I’m no Hollywood insider, but when I was a college student interning all over New York City, occasionally in the entertainment industry, I witnessed a pretty massive amount of not-quite-A-list but well-known performers sit in waiting rooms as they anticipated their turn to walk into a stuffy room and audition for a chance at their next onscreen role, and the extreme vulnerability I saw in those rooms reminded me that they are just ordinary people who occasionally get caught up in extraordinary circumstances. For a while, my snarking stopped. But in the years since my cruel little vice has lurched back up again whenever I need a target to unload on.

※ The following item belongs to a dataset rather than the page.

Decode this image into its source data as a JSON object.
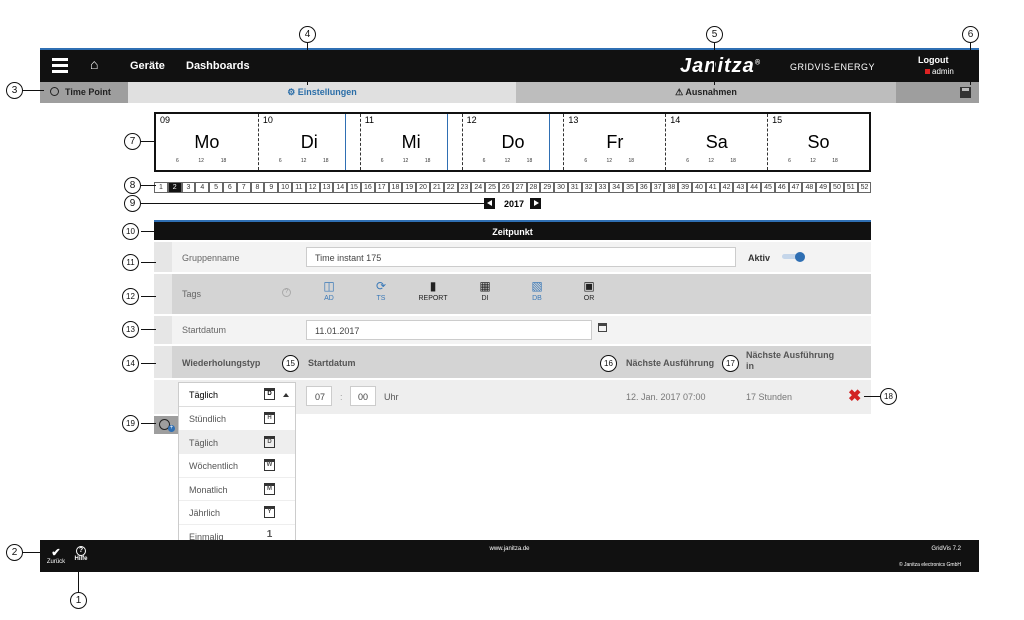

The thing about the “sins” of celebrities is that they’re usually mistakes all of us have made in our lives, and I know this. I don’t consider myself to be a remotely “scandalous” person, but if I woke up a Kardashian tomorrow (HAH), tabloids would surely find something from my past or my social media presence that they could contrive into evidence that I’m a terrible person deserving of public shaming, just as they could with anyone on this planet. Everything we do could be considered controversial on some level, if the right person managed to spin it enough. When a celebrity is caught doing something bad, it just gives me free range to project my frustrations about society onto them and to satisfy some weird need for justice deep within my subconscious that allows me to believe that a person being extremely successful means some kind of trade-off for their decency, as if that somehow makes it “fair.” Typing it out makes me feel just as ridiculous as it probably sounds to read. I’m not too proud of it, but that habit isn’t going away anytime soon.

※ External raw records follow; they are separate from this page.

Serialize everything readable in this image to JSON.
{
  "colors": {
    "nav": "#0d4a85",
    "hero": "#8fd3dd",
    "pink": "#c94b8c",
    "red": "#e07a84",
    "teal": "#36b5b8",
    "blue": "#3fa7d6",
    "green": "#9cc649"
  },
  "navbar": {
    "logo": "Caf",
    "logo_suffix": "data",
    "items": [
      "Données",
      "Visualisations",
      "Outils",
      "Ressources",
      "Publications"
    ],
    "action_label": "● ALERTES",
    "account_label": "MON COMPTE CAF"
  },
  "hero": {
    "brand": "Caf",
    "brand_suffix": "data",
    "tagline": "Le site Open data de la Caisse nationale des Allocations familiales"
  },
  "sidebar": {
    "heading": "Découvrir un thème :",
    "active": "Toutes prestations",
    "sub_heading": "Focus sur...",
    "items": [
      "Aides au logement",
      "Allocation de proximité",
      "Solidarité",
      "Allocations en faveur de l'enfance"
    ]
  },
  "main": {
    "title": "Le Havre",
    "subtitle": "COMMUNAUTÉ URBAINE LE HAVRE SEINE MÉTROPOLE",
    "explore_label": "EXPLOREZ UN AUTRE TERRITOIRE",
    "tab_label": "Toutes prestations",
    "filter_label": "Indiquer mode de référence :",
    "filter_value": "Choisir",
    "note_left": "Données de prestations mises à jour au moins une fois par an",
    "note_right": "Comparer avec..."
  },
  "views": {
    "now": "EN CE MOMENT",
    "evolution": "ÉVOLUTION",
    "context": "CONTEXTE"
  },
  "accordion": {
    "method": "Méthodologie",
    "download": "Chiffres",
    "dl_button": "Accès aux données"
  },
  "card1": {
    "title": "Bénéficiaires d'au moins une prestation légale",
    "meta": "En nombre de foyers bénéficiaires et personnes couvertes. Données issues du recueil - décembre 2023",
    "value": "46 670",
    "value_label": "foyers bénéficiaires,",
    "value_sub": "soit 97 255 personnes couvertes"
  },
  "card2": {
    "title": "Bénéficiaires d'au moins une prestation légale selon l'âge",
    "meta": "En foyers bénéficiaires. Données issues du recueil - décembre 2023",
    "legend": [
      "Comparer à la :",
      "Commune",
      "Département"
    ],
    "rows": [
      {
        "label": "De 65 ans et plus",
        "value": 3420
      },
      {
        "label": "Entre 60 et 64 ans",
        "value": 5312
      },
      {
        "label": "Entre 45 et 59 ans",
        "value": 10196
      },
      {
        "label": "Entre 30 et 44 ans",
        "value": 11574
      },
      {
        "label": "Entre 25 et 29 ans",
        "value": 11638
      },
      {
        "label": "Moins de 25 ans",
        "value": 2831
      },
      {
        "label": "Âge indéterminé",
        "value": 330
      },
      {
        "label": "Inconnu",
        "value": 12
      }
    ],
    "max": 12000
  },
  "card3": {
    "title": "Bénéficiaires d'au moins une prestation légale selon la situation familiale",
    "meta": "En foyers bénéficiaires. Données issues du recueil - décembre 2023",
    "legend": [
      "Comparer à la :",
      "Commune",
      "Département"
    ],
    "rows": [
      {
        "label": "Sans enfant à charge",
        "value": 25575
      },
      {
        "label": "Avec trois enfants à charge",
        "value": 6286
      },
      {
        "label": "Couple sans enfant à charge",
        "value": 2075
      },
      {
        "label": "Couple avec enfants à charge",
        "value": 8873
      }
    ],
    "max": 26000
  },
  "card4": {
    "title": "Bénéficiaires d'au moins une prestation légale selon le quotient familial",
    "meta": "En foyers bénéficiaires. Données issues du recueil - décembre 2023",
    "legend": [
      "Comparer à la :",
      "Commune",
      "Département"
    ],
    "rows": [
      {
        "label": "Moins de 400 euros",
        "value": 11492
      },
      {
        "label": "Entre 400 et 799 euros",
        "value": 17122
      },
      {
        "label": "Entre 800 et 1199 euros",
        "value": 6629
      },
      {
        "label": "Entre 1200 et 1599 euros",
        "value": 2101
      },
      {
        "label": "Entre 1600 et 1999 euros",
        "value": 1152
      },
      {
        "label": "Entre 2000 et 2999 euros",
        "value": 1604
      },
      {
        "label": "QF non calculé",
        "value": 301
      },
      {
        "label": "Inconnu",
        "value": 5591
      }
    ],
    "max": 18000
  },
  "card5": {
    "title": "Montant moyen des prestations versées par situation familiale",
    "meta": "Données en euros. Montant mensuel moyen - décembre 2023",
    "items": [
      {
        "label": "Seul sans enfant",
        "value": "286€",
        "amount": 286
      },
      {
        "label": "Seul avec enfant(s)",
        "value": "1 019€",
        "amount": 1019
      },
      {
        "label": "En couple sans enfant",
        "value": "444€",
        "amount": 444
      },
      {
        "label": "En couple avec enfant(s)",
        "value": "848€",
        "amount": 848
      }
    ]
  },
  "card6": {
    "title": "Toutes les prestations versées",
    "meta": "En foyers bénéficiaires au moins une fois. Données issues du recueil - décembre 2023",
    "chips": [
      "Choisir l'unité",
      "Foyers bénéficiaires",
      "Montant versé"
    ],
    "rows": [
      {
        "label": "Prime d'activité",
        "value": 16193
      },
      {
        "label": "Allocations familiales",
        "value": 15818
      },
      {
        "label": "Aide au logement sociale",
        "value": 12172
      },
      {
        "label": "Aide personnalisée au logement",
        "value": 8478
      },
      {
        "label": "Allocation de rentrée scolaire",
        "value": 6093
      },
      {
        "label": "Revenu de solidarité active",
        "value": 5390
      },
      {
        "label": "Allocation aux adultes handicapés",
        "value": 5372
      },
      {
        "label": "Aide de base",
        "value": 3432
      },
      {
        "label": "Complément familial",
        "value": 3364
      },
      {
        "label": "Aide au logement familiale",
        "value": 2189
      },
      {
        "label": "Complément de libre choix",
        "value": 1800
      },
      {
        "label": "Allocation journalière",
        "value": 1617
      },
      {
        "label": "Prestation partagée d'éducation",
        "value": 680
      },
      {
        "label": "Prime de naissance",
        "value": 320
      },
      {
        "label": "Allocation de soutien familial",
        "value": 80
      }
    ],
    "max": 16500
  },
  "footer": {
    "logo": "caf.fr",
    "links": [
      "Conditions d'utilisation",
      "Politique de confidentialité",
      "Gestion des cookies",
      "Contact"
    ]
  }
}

I’d almost call celebrity-bashing a form of self-preservation, because it allows me to spend at least a few minutes believing in a world that’s free of the messy grey areas that exist in my personal life. I can decide on the spot whether to adore a Kardashian or to essentially give up on them, with no concern for whether they’d have turned out to be worth keeping in my life if I’d been patient enough to forgive just one more misguided betrayal as they learned to be a decent friend or family member. Their sins are aired right out in the open for me to gauge without them buzzing in my ear about all their good intentions or how they’ll be better next time. Every strike against their character, truthful or not, is there in newspapers and gossip blogs in black and white, and the sense of “justice” I indulge in when judging them is just too satisfying to give up.
Should I eventually rise above even this victimless gossip? Sure. Will I try to, even when celeb gossip brings me joy? Actually, yes. But am I going to beat myself up about one more person that I should be giving the benefit of the doubt to, when I am all out of benefits to give? Not anytime soon.
Vice Week is our seven-day exploration of all the indulgences that surely will ruin us sooner than we can imagine. But hey, what a way to go. You can check out all of our Vice Week coverage here.